Exercise description
Check every line below for the string "progress". Copy the ones that have it.

◆ ◆ ◆ ◆ ◆ ◆ ◆

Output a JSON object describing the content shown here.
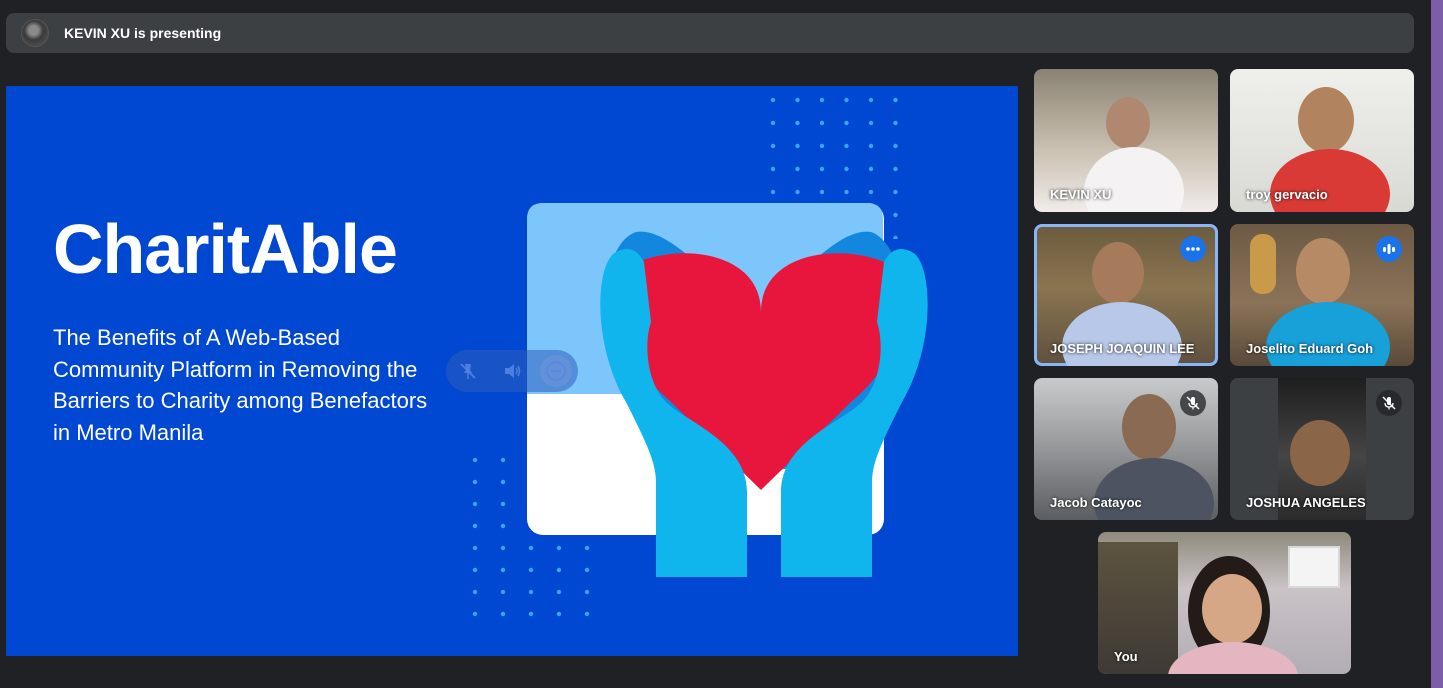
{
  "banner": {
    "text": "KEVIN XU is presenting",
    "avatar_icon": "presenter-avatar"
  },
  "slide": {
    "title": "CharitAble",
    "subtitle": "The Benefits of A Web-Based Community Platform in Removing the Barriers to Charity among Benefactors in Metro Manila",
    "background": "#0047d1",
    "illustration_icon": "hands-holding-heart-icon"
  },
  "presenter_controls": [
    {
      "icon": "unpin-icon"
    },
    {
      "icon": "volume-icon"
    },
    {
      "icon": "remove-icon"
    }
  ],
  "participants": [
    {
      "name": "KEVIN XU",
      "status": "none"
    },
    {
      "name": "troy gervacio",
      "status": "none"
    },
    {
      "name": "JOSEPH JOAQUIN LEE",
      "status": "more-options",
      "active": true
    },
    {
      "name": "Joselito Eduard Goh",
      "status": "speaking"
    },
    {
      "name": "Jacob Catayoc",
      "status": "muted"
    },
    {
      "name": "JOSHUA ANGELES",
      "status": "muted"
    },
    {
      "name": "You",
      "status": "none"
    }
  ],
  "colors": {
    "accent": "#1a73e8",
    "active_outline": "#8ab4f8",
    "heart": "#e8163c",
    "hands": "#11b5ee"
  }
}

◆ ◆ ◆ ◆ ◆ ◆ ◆

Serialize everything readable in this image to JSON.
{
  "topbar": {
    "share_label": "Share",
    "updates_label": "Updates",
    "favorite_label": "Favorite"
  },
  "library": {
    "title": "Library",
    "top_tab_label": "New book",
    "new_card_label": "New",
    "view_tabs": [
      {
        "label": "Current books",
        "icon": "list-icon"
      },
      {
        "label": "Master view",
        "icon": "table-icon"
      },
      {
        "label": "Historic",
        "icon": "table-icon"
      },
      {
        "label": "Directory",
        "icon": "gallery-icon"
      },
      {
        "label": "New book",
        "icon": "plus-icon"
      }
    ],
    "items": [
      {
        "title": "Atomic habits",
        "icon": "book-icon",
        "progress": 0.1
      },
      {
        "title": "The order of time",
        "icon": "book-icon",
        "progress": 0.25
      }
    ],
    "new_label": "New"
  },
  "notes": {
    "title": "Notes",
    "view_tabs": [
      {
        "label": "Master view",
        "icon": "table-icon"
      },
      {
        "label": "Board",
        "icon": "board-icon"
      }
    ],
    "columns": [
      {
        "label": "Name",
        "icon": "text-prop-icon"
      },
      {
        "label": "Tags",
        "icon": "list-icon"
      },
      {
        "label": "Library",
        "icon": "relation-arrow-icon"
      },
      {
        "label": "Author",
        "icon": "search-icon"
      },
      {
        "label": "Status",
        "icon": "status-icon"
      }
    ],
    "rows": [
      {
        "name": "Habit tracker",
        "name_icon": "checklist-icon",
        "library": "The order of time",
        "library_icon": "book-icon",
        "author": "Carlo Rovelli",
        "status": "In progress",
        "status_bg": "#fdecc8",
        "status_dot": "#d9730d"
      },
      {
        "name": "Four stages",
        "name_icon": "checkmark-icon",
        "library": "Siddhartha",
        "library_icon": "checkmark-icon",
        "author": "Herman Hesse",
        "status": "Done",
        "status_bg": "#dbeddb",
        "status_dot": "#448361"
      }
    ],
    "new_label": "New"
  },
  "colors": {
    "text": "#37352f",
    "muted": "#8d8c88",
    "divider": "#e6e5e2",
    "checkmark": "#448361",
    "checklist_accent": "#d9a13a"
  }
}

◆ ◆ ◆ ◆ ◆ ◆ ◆

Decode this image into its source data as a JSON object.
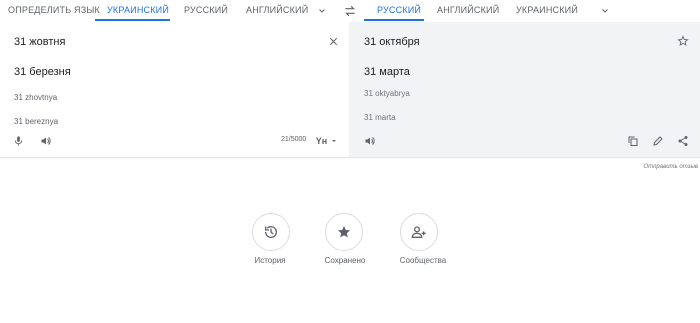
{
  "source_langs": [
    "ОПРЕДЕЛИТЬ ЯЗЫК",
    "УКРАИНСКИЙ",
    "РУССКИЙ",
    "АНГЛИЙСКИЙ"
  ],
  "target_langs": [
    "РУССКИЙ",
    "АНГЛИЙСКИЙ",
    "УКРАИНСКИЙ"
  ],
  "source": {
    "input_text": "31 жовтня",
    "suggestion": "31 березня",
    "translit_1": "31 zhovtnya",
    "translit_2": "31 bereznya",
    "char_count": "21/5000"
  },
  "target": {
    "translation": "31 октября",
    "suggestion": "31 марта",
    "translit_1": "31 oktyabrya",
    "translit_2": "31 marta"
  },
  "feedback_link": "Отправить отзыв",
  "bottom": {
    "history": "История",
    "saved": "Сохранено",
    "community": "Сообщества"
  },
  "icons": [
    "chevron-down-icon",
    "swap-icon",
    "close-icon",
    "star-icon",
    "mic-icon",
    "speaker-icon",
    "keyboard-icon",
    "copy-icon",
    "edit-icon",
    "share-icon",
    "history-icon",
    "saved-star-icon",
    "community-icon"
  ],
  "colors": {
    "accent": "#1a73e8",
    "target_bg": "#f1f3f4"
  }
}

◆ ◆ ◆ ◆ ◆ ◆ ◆

Answer section
        "progress": 0.1
        "progress": 0.25
        "status": "In progress",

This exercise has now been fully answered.